The researchers have also run a trial in localized prostate cancer2 and now plan to run larger, multi-institutional studies to validate their findings in larger patient cohorts. However, rather than using single agents, they will move to combination strategies with ipilimumab and anti–PD-1 agent nivolumab, with a trial being planned.

“The idea that you should use TMB as a selection criteria is something we need to reconsider in some tumor types … it’s not necessarily the quantity of neoantigens present, it might be the quality. These ‘cold’ tumors shouldn’t be completely ignored by the field of ICI. We tend to rely on monotherapy, but the field needs to move in a different direction to provide benefit to patients with these types of tumors too,” said Dr Sharma.


  1. Subudhi SK, Vence L, Zhao H, et al. Neoantigen responses, immune correlates, and favorable outcomes after ipilimumab treatment of patients with prostate cancer. Sci Transl Med. 2020;12(537).
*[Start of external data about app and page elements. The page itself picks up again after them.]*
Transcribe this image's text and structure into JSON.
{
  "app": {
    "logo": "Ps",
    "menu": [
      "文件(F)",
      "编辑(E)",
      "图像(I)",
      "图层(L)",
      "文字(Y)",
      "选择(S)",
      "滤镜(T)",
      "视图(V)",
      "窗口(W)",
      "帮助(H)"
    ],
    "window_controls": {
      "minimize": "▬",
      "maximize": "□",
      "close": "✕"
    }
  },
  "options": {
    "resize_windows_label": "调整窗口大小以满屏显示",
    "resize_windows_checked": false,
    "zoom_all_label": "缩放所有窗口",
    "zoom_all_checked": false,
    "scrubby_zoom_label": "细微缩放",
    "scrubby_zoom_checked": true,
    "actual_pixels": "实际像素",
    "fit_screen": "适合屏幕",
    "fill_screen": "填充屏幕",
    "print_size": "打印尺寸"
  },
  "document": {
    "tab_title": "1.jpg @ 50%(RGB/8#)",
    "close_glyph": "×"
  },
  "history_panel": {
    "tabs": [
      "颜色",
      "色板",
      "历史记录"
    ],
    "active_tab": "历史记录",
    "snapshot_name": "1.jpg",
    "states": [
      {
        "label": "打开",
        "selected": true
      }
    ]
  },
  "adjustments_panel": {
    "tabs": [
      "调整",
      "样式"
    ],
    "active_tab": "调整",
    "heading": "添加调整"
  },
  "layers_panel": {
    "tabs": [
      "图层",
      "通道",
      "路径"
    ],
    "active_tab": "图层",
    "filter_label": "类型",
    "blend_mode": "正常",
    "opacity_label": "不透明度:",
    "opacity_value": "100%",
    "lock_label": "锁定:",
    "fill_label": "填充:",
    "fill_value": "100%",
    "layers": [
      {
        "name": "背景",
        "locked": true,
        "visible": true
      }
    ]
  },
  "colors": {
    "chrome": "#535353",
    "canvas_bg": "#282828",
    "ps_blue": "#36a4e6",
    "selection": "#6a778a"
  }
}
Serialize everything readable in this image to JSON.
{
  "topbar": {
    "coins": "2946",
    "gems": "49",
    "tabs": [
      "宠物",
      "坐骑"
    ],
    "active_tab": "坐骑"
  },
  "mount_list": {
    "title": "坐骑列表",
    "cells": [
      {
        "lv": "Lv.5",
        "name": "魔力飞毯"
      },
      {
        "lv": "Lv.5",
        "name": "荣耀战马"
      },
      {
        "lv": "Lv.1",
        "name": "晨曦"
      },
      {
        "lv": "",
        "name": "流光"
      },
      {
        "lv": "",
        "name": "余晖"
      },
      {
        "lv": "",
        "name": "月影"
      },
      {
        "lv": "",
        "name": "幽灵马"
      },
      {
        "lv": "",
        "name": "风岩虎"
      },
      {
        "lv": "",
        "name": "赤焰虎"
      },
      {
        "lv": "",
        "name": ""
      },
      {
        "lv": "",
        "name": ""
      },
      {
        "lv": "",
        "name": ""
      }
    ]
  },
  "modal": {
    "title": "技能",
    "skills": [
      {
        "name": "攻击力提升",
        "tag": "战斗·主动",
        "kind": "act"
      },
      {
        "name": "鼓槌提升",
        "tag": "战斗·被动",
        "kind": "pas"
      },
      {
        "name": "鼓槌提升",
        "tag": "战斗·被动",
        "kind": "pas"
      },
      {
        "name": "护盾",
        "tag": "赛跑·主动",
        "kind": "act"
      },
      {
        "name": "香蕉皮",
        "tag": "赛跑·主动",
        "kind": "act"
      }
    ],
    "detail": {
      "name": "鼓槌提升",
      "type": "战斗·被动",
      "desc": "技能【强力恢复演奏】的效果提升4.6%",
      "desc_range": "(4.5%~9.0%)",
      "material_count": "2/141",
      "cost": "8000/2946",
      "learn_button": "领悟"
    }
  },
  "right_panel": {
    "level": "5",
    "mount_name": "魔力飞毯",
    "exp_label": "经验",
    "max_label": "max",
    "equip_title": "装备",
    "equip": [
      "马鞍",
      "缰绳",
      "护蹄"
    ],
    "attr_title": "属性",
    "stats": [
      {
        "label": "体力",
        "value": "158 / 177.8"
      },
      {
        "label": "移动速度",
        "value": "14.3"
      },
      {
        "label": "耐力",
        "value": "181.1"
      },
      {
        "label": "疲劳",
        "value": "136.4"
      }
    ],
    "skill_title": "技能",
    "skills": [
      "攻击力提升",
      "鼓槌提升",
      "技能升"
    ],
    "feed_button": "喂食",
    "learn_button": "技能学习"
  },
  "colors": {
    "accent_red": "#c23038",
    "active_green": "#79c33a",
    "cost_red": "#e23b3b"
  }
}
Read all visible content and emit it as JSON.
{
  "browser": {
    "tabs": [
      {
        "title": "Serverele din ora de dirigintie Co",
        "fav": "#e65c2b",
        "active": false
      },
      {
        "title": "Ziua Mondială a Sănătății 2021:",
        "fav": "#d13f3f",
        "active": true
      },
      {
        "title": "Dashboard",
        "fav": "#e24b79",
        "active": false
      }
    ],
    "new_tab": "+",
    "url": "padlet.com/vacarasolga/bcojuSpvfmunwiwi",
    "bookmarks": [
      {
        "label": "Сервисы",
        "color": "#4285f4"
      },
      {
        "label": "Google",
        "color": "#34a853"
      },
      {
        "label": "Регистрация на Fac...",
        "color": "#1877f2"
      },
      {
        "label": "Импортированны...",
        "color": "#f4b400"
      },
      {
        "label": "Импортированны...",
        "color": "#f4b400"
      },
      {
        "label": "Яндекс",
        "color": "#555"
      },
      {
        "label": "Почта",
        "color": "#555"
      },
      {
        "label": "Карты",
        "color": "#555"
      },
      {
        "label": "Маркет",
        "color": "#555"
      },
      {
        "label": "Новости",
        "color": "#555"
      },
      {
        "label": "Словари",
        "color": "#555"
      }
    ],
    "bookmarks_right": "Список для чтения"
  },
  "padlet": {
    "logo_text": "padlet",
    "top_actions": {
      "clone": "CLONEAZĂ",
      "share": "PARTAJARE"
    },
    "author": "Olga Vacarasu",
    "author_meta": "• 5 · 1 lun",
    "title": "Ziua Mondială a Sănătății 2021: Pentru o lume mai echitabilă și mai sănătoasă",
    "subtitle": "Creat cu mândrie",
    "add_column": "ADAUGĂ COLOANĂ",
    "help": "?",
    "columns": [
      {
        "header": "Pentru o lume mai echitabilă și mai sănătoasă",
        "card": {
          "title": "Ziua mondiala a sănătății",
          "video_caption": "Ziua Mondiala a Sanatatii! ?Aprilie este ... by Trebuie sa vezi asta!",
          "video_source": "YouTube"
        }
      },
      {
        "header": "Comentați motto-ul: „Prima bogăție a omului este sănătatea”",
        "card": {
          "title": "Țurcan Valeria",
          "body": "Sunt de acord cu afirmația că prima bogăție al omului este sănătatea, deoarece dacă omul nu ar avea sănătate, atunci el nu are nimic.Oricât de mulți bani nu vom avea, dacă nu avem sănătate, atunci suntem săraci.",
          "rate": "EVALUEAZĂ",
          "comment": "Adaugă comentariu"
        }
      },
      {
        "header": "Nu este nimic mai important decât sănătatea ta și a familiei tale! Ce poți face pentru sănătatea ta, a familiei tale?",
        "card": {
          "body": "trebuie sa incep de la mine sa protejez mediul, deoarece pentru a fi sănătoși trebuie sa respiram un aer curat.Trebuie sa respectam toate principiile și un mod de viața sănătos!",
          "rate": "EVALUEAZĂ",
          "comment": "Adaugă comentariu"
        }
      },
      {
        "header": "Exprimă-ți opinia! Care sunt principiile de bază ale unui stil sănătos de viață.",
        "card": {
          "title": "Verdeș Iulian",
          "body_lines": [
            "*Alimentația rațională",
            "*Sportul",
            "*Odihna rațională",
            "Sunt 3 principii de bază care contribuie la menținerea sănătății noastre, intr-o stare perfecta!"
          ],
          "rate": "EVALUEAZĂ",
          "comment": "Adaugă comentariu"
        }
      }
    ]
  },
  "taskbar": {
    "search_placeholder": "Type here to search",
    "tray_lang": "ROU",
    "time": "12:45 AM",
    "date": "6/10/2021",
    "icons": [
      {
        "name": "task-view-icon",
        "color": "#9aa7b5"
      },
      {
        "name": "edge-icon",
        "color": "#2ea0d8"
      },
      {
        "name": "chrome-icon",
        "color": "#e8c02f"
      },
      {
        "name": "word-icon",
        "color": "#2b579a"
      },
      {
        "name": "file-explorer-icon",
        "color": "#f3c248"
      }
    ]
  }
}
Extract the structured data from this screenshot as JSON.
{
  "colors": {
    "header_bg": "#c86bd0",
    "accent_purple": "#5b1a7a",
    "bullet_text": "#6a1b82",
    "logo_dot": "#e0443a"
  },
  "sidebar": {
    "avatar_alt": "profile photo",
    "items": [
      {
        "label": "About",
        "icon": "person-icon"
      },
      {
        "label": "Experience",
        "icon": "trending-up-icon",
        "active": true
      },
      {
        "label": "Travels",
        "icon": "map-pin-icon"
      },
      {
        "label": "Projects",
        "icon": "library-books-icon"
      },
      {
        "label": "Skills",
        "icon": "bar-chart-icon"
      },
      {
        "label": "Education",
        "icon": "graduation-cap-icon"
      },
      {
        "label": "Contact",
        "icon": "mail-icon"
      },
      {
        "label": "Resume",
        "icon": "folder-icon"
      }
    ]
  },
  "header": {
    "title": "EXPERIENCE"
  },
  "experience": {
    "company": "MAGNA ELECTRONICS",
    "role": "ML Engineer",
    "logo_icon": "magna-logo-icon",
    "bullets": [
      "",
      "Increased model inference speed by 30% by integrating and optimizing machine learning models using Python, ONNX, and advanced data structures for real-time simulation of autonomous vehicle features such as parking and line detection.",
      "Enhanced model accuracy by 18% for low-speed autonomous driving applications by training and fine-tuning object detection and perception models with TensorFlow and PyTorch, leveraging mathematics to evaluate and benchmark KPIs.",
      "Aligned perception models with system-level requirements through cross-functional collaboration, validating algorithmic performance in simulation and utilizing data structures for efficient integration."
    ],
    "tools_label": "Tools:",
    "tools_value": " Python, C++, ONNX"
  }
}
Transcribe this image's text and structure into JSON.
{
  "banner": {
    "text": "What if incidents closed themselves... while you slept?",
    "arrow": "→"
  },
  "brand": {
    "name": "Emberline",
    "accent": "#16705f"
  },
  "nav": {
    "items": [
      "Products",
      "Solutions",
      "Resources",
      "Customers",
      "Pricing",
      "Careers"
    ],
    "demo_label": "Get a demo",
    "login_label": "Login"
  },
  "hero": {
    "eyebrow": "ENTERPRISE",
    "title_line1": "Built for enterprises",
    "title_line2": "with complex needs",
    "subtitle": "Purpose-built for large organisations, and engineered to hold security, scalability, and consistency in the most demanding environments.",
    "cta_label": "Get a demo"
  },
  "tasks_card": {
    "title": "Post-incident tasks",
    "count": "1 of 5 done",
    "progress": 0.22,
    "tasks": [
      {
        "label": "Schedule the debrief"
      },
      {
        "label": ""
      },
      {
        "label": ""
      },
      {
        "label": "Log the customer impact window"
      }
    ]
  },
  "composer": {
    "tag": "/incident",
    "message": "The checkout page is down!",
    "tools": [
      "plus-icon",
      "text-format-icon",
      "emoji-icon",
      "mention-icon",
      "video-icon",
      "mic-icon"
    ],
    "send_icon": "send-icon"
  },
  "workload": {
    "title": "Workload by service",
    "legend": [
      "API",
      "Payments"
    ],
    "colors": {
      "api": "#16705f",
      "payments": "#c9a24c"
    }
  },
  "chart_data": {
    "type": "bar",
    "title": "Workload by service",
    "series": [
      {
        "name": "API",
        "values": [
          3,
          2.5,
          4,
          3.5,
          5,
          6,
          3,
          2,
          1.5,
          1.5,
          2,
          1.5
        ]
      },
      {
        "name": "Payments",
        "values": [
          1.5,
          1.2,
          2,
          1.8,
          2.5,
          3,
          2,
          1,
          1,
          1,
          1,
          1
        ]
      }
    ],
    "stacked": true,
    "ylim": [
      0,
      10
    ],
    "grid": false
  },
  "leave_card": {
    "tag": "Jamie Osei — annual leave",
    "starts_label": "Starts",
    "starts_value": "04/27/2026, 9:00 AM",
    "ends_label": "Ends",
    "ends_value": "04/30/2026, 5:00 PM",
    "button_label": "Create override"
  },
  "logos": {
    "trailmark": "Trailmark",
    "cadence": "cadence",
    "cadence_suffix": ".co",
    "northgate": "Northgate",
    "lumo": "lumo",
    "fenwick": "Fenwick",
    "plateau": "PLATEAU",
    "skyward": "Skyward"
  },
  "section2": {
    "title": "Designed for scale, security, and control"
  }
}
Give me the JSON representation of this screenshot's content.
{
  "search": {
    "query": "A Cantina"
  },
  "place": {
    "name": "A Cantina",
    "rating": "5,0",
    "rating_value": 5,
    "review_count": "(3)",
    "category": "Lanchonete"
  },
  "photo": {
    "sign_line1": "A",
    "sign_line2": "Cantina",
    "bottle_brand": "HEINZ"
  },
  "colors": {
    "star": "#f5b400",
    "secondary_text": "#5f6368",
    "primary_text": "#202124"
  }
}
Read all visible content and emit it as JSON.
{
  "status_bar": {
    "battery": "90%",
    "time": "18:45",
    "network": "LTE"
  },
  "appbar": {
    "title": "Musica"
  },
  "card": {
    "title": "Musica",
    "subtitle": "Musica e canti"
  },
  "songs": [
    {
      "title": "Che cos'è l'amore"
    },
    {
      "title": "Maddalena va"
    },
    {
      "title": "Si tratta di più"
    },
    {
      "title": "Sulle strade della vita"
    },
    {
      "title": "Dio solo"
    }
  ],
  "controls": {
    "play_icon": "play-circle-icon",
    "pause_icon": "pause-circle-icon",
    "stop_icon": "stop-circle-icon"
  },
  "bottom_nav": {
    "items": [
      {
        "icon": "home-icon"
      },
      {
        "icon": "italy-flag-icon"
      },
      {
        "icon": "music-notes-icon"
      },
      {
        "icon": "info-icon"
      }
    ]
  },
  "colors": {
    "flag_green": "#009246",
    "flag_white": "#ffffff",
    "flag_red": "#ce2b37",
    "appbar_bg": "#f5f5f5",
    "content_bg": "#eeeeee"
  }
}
  2. Gao J, Ward JF, Pettaway CA, et al. VISTA is an inhibitory immune checkpoint that is increased after ipilimumab therapy in patients with prostate cancer. Nat Med. 2017;23(5):551-555.